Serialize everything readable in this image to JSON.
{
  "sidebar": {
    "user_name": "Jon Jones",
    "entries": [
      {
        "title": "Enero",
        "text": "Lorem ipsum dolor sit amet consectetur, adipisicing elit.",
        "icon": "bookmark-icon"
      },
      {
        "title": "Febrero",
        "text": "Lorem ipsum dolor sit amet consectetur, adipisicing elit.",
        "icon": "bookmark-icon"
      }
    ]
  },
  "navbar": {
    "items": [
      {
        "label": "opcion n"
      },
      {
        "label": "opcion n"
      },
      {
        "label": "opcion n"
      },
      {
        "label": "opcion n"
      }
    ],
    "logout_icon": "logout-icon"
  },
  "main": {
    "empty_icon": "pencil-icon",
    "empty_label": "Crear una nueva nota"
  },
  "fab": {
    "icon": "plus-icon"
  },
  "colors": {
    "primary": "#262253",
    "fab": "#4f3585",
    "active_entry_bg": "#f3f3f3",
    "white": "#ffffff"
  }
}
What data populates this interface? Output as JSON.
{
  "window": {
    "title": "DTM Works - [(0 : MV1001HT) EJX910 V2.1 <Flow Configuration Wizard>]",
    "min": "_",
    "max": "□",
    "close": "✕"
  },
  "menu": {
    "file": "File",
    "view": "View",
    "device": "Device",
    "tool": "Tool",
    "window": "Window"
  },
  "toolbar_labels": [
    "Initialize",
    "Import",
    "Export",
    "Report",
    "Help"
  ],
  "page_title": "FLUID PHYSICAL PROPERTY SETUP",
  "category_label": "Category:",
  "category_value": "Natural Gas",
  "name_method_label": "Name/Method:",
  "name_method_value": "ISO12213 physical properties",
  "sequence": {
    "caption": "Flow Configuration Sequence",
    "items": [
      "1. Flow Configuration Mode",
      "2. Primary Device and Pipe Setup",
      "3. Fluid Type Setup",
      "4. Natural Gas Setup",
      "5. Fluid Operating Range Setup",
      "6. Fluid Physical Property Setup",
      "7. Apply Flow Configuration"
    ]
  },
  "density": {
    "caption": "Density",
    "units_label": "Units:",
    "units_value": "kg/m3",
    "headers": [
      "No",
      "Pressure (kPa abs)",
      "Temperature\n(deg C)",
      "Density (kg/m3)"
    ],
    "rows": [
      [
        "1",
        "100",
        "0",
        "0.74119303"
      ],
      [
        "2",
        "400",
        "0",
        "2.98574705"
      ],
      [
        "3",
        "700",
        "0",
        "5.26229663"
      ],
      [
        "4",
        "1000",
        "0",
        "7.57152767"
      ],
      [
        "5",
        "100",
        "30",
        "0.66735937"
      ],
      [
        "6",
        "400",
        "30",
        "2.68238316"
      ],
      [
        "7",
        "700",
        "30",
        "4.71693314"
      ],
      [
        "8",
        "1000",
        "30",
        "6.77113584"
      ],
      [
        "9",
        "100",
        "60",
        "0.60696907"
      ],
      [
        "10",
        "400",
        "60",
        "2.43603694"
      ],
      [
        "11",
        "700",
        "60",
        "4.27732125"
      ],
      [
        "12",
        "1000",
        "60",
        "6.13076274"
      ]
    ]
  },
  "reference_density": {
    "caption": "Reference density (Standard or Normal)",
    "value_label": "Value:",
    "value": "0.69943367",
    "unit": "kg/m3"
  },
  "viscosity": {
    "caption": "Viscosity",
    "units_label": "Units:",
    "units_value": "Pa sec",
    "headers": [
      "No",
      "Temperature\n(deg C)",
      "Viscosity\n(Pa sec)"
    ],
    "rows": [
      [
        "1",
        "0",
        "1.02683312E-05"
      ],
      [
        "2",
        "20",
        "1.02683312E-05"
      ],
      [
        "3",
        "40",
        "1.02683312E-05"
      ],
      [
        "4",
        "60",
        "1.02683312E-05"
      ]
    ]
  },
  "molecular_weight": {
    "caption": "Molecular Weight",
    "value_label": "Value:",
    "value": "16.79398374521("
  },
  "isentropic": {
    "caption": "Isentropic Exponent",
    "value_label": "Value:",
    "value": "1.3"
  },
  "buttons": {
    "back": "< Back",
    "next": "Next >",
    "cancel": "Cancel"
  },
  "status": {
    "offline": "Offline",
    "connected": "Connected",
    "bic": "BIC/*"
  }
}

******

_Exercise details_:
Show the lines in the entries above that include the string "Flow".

_Answer below_:
    "title": "DTM Works - [(0 : MV1001HT) EJX910 V2.1 <Flow Configuration Wizard>]",
    "caption": "Flow Configuration Sequence",
      "1. Flow Configuration Mode",
      "7. Apply Flow Configuration"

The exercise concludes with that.